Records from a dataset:
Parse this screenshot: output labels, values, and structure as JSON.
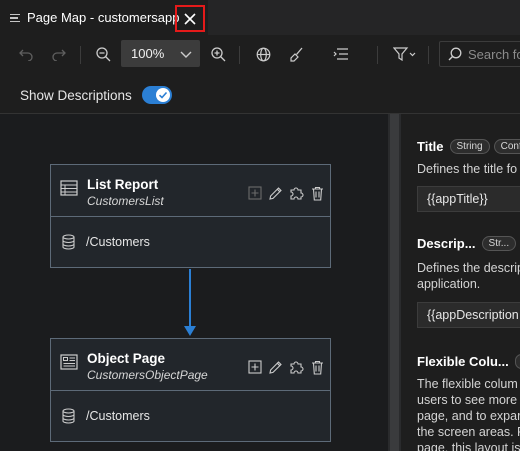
{
  "tab": {
    "title": "Page Map - customersapp"
  },
  "toolbar": {
    "zoom_value": "100%",
    "search_placeholder": "Search fo"
  },
  "show_descriptions": {
    "label": "Show Descriptions",
    "enabled": true
  },
  "nodes": [
    {
      "title": "List Report",
      "subtitle": "CustomersList",
      "entity": "/Customers"
    },
    {
      "title": "Object Page",
      "subtitle": "CustomersObjectPage",
      "entity": "/Customers"
    }
  ],
  "properties": [
    {
      "title": "Title",
      "badges": [
        "String",
        "Conf"
      ],
      "description": "Defines the title fo",
      "value": "{{appTitle}}"
    },
    {
      "title": "Descrip...",
      "badges": [
        "Str..."
      ],
      "description_lines": [
        "Defines the descrip",
        "application."
      ],
      "value": "{{appDescription"
    },
    {
      "title": "Flexible Colu...",
      "badges": [],
      "description_lines": [
        "The flexible colum",
        "users to see more",
        "page, and to expar",
        "the screen areas. F",
        "page, this layout is"
      ]
    }
  ],
  "colors": {
    "accent": "#2b7fd4",
    "close_highlight": "#e51a1a",
    "node_border": "#5d6a78"
  }
}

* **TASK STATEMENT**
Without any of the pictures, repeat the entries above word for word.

* **TASK OUTPUT**
Parse this screenshot: output labels, values, and structure as JSON.
{
  "tab": {
    "title": "Page Map - customersapp"
  },
  "toolbar": {
    "zoom_value": "100%",
    "search_placeholder": "Search fo"
  },
  "show_descriptions": {
    "label": "Show Descriptions",
    "enabled": true
  },
  "nodes": [
    {
      "title": "List Report",
      "subtitle": "CustomersList",
      "entity": "/Customers"
    },
    {
      "title": "Object Page",
      "subtitle": "CustomersObjectPage",
      "entity": "/Customers"
    }
  ],
  "properties": [
    {
      "title": "Title",
      "badges": [
        "String",
        "Conf"
      ],
      "description": "Defines the title fo",
      "value": "{{appTitle}}"
    },
    {
      "title": "Descrip...",
      "badges": [
        "Str..."
      ],
      "description_lines": [
        "Defines the descrip",
        "application."
      ],
      "value": "{{appDescription"
    },
    {
      "title": "Flexible Colu...",
      "badges": [],
      "description_lines": [
        "The flexible colum",
        "users to see more",
        "page, and to expar",
        "the screen areas. F",
        "page, this layout is"
      ]
    }
  ],
  "colors": {
    "accent": "#2b7fd4",
    "close_highlight": "#e51a1a",
    "node_border": "#5d6a78"
  }
}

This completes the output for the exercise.